## [Exercise requirements]
Provide an exact reproduction of every entry.

## [Task input]
_____

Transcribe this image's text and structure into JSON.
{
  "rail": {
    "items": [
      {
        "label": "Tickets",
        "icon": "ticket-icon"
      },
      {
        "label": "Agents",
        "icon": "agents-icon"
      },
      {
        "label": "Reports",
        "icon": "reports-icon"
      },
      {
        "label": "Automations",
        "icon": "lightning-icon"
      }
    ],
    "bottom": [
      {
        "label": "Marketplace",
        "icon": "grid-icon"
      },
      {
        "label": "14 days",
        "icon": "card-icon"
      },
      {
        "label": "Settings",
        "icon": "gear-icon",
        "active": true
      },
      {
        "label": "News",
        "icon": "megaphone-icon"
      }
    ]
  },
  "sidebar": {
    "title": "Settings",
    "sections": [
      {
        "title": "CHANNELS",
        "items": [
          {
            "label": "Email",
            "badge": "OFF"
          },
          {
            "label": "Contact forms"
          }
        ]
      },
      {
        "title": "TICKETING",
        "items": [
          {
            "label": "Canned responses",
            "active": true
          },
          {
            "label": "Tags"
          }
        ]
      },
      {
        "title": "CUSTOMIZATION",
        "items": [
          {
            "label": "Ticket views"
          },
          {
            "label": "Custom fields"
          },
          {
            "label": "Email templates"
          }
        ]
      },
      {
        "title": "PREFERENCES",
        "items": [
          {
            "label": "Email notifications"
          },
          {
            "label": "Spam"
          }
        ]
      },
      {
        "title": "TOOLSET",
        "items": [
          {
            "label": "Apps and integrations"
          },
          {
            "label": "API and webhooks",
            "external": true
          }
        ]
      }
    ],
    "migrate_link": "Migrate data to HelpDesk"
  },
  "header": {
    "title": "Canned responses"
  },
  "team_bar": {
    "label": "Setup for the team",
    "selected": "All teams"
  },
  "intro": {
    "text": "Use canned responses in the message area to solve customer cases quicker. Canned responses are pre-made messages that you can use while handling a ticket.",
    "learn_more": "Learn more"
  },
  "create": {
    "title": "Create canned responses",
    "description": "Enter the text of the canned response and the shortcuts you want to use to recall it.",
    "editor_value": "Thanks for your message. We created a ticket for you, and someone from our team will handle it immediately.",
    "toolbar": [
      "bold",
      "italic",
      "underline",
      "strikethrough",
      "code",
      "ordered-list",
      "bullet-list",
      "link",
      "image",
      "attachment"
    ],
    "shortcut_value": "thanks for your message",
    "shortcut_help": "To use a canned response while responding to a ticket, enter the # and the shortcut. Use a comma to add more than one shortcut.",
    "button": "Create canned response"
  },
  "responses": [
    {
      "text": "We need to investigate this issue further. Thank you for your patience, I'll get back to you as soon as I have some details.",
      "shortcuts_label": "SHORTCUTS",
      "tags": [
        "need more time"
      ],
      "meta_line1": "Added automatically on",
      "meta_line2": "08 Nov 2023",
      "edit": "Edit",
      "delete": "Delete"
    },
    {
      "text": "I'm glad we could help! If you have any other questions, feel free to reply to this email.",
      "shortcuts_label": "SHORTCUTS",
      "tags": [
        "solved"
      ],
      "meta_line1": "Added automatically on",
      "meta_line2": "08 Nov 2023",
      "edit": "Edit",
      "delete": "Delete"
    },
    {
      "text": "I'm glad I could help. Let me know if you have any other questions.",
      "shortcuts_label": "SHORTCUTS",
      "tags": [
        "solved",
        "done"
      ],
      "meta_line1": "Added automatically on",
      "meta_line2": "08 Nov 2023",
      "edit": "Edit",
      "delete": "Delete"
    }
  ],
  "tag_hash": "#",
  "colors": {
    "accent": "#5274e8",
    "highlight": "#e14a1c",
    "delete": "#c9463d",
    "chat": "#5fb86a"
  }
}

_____

## [Written reply]
Transcribe this image's text and structure into JSON.
{
  "rail": {
    "items": [
      {
        "label": "Tickets",
        "icon": "ticket-icon"
      },
      {
        "label": "Agents",
        "icon": "agents-icon"
      },
      {
        "label": "Reports",
        "icon": "reports-icon"
      },
      {
        "label": "Automations",
        "icon": "lightning-icon"
      }
    ],
    "bottom": [
      {
        "label": "Marketplace",
        "icon": "grid-icon"
      },
      {
        "label": "14 days",
        "icon": "card-icon"
      },
      {
        "label": "Settings",
        "icon": "gear-icon",
        "active": true
      },
      {
        "label": "News",
        "icon": "megaphone-icon"
      }
    ]
  },
  "sidebar": {
    "title": "Settings",
    "sections": [
      {
        "title": "CHANNELS",
        "items": [
          {
            "label": "Email",
            "badge": "OFF"
          },
          {
            "label": "Contact forms"
          }
        ]
      },
      {
        "title": "TICKETING",
        "items": [
          {
            "label": "Canned responses",
            "active": true
          },
          {
            "label": "Tags"
          }
        ]
      },
      {
        "title": "CUSTOMIZATION",
        "items": [
          {
            "label": "Ticket views"
          },
          {
            "label": "Custom fields"
          },
          {
            "label": "Email templates"
          }
        ]
      },
      {
        "title": "PREFERENCES",
        "items": [
          {
            "label": "Email notifications"
          },
          {
            "label": "Spam"
          }
        ]
      },
      {
        "title": "TOOLSET",
        "items": [
          {
            "label": "Apps and integrations"
          },
          {
            "label": "API and webhooks",
            "external": true
          }
        ]
      }
    ],
    "migrate_link": "Migrate data to HelpDesk"
  },
  "header": {
    "title": "Canned responses"
  },
  "team_bar": {
    "label": "Setup for the team",
    "selected": "All teams"
  },
  "intro": {
    "text": "Use canned responses in the message area to solve customer cases quicker. Canned responses are pre-made messages that you can use while handling a ticket.",
    "learn_more": "Learn more"
  },
  "create": {
    "title": "Create canned responses",
    "description": "Enter the text of the canned response and the shortcuts you want to use to recall it.",
    "editor_value": "Thanks for your message. We created a ticket for you, and someone from our team will handle it immediately.",
    "toolbar": [
      "bold",
      "italic",
      "underline",
      "strikethrough",
      "code",
      "ordered-list",
      "bullet-list",
      "link",
      "image",
      "attachment"
    ],
    "shortcut_value": "thanks for your message",
    "shortcut_help": "To use a canned response while responding to a ticket, enter the # and the shortcut. Use a comma to add more than one shortcut.",
    "button": "Create canned response"
  },
  "responses": [
    {
      "text": "We need to investigate this issue further. Thank you for your patience, I'll get back to you as soon as I have some details.",
      "shortcuts_label": "SHORTCUTS",
      "tags": [
        "need more time"
      ],
      "meta_line1": "Added automatically on",
      "meta_line2": "08 Nov 2023",
      "edit": "Edit",
      "delete": "Delete"
    },
    {
      "text": "I'm glad we could help! If you have any other questions, feel free to reply to this email.",
      "shortcuts_label": "SHORTCUTS",
      "tags": [
        "solved"
      ],
      "meta_line1": "Added automatically on",
      "meta_line2": "08 Nov 2023",
      "edit": "Edit",
      "delete": "Delete"
    },
    {
      "text": "I'm glad I could help. Let me know if you have any other questions.",
      "shortcuts_label": "SHORTCUTS",
      "tags": [
        "solved",
        "done"
      ],
      "meta_line1": "Added automatically on",
      "meta_line2": "08 Nov 2023",
      "edit": "Edit",
      "delete": "Delete"
    }
  ],
  "tag_hash": "#",
  "colors": {
    "accent": "#5274e8",
    "highlight": "#e14a1c",
    "delete": "#c9463d",
    "chat": "#5fb86a"
  }
}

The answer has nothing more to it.